◆ PROMPT:
Search the listing for the word "Internet". Copy every line where it is found.
----
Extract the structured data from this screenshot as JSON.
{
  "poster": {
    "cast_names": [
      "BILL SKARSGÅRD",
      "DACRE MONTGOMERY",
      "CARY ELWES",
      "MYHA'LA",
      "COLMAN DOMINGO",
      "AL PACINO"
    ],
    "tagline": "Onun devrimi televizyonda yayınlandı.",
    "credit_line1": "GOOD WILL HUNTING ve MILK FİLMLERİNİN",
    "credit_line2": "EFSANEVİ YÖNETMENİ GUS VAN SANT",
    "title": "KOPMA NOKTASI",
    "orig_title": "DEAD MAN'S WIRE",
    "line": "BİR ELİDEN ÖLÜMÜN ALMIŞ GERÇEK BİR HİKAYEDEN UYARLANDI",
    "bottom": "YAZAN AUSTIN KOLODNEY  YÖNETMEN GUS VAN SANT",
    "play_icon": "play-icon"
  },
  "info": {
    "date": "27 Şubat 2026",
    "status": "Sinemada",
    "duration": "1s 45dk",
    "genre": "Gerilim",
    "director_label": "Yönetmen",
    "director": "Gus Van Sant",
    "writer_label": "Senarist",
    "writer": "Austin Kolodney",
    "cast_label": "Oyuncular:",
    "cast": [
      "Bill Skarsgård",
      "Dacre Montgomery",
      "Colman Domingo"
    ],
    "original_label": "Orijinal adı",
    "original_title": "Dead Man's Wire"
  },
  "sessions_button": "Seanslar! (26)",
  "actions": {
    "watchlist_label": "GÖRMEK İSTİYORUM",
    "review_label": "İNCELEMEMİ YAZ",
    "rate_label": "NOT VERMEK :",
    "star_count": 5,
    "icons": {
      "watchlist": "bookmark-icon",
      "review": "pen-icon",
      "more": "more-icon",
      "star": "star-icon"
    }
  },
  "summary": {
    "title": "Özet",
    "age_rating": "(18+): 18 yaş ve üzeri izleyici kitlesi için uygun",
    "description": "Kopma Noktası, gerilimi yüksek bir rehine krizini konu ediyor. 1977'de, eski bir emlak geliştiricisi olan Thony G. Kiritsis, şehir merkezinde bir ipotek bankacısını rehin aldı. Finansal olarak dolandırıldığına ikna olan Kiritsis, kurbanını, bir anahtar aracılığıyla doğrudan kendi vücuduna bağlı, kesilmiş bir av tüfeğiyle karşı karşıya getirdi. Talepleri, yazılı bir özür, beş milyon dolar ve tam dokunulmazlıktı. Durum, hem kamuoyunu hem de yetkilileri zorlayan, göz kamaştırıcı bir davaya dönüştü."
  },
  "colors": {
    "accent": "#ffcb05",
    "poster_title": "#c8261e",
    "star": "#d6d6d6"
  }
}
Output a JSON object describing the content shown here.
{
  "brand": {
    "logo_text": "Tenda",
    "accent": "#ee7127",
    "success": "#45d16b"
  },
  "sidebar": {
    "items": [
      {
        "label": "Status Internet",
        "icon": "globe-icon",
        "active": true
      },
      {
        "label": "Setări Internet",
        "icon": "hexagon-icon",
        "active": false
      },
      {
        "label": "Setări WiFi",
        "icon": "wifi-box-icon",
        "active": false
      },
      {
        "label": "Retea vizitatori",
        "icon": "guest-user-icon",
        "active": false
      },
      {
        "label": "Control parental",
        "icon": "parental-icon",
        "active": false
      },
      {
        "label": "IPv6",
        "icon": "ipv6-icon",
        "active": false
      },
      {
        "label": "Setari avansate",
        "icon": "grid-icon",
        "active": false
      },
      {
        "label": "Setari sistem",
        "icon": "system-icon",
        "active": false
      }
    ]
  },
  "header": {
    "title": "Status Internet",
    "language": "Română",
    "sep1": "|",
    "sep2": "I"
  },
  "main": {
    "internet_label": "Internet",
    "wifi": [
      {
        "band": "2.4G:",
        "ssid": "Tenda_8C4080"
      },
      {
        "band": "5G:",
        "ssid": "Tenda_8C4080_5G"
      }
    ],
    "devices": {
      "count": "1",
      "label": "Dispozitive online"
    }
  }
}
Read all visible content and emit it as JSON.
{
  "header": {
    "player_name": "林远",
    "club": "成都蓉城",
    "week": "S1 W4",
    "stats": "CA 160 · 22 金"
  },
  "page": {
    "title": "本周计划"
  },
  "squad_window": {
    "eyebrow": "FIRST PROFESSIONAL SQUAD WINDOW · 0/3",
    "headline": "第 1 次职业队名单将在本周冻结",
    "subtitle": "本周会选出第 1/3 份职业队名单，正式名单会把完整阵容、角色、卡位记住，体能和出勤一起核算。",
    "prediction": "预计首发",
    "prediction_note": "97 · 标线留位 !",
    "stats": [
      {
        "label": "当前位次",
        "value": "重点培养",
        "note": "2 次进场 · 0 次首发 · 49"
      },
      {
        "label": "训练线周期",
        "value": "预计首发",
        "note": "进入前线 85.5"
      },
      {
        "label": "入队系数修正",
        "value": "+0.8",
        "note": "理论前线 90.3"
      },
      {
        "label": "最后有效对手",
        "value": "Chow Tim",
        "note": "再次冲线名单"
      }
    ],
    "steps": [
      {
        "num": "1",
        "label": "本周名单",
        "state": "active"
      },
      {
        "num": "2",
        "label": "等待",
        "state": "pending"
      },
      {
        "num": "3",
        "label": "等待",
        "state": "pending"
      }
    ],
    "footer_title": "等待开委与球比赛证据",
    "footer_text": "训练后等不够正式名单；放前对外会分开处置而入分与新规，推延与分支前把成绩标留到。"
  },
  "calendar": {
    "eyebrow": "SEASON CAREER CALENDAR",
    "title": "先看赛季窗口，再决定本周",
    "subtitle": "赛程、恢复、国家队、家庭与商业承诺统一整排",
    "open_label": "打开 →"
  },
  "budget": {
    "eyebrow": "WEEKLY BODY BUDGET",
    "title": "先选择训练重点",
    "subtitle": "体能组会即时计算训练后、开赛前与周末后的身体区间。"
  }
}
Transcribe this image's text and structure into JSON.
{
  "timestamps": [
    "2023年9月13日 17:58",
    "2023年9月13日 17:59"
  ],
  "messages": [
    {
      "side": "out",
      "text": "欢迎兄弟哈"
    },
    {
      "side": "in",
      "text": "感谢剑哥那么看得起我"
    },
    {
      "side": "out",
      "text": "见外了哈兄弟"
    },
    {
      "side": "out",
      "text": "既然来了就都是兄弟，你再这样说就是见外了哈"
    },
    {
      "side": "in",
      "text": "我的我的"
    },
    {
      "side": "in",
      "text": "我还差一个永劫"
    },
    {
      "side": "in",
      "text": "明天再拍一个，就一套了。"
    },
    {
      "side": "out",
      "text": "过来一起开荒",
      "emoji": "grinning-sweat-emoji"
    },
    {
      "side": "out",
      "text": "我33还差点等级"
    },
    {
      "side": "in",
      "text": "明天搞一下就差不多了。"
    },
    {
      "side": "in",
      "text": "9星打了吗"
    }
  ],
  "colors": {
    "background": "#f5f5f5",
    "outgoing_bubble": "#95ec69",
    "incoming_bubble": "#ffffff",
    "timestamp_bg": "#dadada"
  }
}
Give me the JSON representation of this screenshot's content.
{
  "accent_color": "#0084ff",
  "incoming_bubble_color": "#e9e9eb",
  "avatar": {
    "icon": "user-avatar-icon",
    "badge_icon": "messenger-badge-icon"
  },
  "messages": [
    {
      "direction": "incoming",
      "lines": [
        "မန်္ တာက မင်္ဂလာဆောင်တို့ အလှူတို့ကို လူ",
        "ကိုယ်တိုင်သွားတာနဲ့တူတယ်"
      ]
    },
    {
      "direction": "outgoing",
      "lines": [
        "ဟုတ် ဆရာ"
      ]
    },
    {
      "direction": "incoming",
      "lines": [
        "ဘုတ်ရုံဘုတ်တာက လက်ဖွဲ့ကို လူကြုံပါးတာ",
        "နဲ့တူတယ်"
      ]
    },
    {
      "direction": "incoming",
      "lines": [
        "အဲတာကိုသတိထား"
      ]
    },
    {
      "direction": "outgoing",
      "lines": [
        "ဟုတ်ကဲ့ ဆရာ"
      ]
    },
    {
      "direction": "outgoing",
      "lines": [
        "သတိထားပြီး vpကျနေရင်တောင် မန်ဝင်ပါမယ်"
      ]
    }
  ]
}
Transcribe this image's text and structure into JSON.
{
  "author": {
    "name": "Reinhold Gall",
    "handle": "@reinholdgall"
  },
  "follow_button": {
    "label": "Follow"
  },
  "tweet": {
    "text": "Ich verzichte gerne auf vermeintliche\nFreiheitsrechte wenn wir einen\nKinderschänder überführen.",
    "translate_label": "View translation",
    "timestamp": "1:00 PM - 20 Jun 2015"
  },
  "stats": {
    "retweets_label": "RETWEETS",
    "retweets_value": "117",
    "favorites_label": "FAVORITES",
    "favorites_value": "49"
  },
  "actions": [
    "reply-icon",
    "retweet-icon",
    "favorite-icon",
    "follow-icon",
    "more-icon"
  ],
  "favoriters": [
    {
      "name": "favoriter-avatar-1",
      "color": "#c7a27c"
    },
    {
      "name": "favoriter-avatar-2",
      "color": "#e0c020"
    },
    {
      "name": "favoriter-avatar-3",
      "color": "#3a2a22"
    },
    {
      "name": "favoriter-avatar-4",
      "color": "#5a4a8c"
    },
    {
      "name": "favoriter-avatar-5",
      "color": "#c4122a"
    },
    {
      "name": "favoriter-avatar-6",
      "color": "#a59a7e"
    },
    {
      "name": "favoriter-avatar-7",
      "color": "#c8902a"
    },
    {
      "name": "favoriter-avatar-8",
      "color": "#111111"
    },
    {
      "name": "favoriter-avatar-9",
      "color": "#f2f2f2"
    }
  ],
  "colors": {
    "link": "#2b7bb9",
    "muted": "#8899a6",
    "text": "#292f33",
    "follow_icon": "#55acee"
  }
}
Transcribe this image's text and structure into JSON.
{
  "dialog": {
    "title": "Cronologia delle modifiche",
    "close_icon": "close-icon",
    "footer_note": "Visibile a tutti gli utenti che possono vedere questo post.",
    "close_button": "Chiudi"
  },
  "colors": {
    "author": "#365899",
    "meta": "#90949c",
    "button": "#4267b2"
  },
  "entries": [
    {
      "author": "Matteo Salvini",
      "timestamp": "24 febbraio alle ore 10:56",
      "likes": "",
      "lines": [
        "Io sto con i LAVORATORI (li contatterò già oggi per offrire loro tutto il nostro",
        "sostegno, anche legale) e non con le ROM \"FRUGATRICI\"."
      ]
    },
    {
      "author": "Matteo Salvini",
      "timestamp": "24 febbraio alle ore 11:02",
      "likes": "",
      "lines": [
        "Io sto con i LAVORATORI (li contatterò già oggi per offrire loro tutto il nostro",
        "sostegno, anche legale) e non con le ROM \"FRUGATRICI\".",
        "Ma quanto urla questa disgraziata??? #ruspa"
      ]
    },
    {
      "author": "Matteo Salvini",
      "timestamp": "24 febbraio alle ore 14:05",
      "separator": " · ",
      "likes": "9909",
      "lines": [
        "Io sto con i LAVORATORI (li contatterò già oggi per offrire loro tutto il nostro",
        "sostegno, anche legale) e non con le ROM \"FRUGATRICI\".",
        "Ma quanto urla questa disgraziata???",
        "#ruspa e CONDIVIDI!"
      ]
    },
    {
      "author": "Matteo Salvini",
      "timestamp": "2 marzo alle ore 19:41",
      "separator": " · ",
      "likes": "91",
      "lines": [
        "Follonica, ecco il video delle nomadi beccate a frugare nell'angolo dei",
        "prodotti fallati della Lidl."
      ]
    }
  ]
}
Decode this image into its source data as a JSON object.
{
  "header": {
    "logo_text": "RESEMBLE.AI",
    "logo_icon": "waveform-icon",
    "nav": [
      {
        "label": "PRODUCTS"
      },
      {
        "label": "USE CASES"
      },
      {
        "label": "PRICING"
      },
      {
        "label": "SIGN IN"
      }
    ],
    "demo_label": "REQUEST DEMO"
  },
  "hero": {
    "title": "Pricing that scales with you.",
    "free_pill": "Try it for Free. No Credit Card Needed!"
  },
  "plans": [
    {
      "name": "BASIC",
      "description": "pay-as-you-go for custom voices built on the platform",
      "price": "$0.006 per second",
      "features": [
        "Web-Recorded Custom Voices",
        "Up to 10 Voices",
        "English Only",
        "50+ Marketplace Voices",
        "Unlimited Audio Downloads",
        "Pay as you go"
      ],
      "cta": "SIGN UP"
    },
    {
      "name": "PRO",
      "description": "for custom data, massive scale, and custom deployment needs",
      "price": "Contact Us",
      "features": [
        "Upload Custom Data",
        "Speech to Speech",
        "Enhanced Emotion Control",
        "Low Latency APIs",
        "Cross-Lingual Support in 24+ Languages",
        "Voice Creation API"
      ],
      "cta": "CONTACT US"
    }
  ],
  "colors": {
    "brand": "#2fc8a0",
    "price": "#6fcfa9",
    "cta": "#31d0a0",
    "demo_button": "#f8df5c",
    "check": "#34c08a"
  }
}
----
◆ RESULT:
        "label": "Status Internet",
        "label": "Setări Internet",
    "title": "Status Internet",
    "internet_label": "Internet",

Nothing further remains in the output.